But the most likely model showed the tropical low moving south across the Pacific from Niue to lie close to the Kermadec Islands north-east of New Zealand.

"Our models show it moving off to the east of the North Island, and it certainly will generate some swell," said Coutts.

The entire eastern coastline from Northland down to Wairarapa would be affected by seas whipped up by the storm as it tracked south.

It was unlikely to bring destructive levels of wind and rain to storm-weary regions and no watches or warnings had been issued.

Weatherwatch.co.nz said the storm forming in the Pacific to the north was likely to track very close to East Cape.

Weather analyst Philip Duncan said it was good news for surfers as well as those impacted by recent cyclones with the storm expected to remain just offshore.

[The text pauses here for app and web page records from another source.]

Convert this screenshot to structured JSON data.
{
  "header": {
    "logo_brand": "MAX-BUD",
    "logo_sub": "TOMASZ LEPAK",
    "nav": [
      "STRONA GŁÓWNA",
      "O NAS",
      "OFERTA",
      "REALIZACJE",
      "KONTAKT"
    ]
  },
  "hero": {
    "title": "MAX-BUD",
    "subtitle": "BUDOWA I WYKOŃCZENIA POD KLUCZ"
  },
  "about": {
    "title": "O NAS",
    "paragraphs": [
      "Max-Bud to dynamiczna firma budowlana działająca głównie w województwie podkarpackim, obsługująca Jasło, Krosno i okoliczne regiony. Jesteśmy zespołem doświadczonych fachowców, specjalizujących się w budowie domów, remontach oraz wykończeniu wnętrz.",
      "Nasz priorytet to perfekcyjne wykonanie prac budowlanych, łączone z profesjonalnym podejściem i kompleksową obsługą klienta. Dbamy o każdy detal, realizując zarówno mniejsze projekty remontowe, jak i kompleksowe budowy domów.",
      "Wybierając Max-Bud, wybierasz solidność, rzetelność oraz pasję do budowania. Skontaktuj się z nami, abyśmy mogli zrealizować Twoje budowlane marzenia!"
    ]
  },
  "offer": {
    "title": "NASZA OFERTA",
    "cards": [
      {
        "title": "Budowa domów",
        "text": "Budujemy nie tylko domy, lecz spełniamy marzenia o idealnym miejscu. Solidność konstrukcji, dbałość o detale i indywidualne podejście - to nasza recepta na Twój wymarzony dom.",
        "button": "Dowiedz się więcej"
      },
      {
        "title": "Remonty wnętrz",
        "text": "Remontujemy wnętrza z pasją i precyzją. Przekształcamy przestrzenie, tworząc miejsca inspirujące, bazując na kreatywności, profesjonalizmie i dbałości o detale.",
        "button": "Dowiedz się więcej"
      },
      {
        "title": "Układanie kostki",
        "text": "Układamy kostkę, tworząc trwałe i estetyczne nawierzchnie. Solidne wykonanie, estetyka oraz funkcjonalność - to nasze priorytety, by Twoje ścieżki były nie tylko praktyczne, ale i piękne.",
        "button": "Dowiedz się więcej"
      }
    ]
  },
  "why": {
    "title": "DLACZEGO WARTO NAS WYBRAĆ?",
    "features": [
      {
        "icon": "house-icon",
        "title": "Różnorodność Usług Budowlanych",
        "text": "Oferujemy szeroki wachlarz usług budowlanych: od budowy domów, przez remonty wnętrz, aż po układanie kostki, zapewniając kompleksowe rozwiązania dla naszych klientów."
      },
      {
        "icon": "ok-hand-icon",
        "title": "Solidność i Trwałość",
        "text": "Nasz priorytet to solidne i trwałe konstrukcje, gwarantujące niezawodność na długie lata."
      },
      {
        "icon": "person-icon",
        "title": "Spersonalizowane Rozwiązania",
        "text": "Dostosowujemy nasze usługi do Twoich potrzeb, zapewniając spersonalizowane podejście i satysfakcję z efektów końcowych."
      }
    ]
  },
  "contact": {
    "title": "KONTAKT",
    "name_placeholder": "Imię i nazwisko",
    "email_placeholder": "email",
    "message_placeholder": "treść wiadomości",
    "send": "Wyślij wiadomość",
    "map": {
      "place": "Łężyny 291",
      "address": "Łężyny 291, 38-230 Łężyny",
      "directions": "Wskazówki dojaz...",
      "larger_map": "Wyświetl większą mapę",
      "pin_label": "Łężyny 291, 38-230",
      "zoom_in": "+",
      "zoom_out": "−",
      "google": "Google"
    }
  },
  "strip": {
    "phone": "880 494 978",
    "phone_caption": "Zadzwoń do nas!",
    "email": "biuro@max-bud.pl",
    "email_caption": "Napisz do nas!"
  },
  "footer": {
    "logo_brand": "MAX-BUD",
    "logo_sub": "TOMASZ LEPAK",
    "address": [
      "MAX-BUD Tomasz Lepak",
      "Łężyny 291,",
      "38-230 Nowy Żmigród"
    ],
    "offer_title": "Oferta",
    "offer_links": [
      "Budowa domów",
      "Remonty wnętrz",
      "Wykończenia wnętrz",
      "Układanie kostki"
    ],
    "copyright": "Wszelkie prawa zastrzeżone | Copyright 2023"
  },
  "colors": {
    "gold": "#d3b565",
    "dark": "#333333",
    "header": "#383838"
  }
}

At worst it would bring a few showers and easterly winds as it brushed past the North Island.

But as the storm marched across the Pacific, the country was set to enjoy a fine autumn weekend with an enormous high anchored over central New Zealand straddling both islands.

Most regions could expect clear nights with temperatures dipping into chilly single figures with even a chance of frost in sheltered parts.

There was also a risk of fog and mist patches but this was expected to burn off quickly in thanks to the warm sunshine.